**THE TASK**: Give the number of lines in the records below that hold "digit"; nothing else is needed.

**INFORMATION GIVEN**:
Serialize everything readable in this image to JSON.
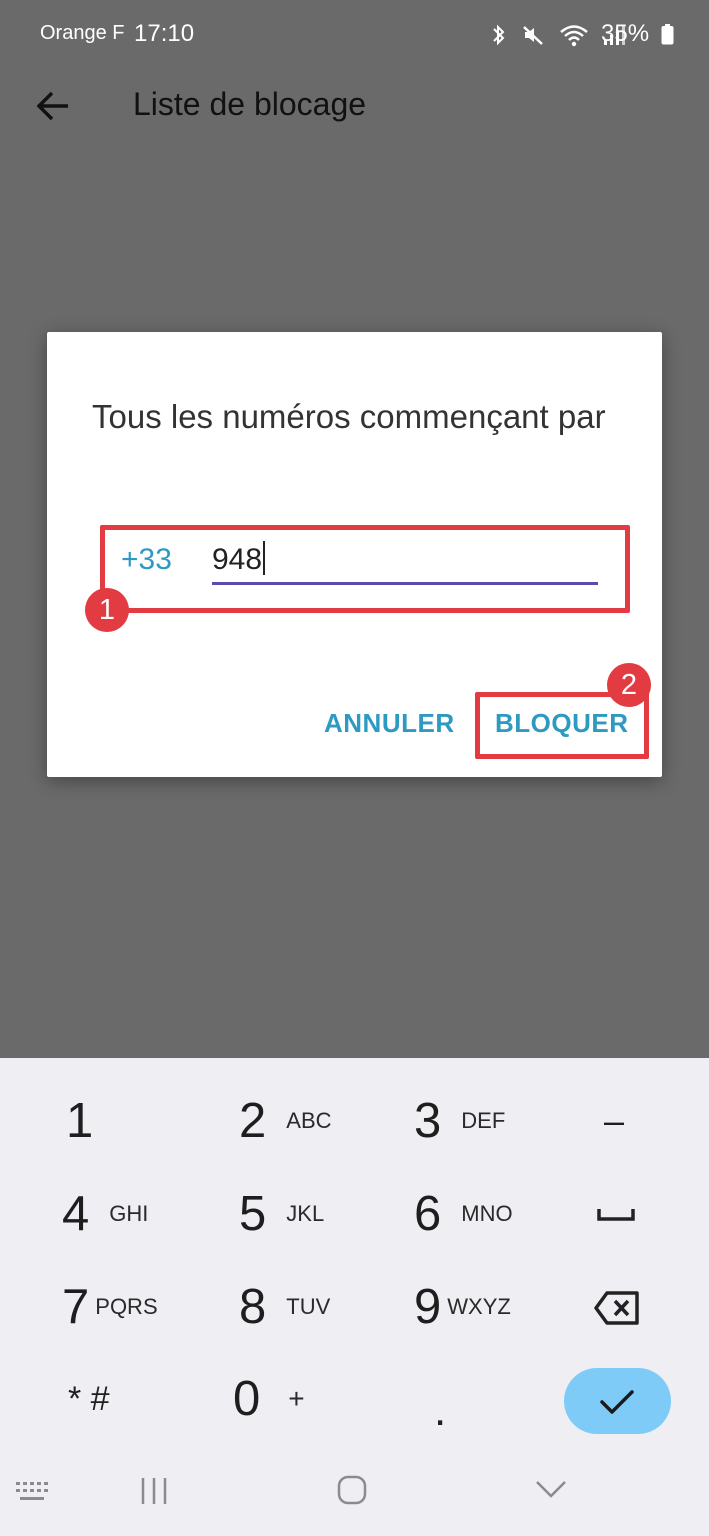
{
  "status_bar": {
    "carrier": "Orange F",
    "time": "17:10",
    "battery": "35%",
    "icons": [
      "bluetooth-icon",
      "mute-icon",
      "wifi-icon",
      "signal-icon",
      "battery-icon"
    ]
  },
  "header": {
    "back_icon": "arrow-left-icon",
    "title": "Liste de blocage"
  },
  "dialog": {
    "title": "Tous les numéros commençant par",
    "prefix": "+33",
    "number_value": "948",
    "cancel_label": "ANNULER",
    "block_label": "BLOQUER",
    "marker_1": "1",
    "marker_2": "2"
  },
  "keyboard": {
    "keys": [
      {
        "digit": "1",
        "letters": ""
      },
      {
        "digit": "2",
        "letters": "ABC"
      },
      {
        "digit": "3",
        "letters": "DEF"
      },
      {
        "digit": "4",
        "letters": "GHI"
      },
      {
        "digit": "5",
        "letters": "JKL"
      },
      {
        "digit": "6",
        "letters": "MNO"
      },
      {
        "digit": "7",
        "letters": "PQRS"
      },
      {
        "digit": "8",
        "letters": "TUV"
      },
      {
        "digit": "9",
        "letters": "WXYZ"
      },
      {
        "digit": "0",
        "letters": "+"
      }
    ],
    "star_hash": "* #",
    "dot": ".",
    "minus": "–",
    "function_icons": [
      "space-icon",
      "backspace-icon",
      "checkmark-icon",
      "keyboard-grid-icon"
    ]
  },
  "nav_bar": {
    "icons": [
      "recents-icon",
      "home-icon",
      "back-chevron-icon"
    ]
  },
  "colors": {
    "accent": "#2d9ac1",
    "annotation_red": "#e23b41",
    "underline": "#5b4bb0",
    "done_key": "#7ecbf7",
    "overlay": "#6a6a6a"
  }
}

**REPLY**: 10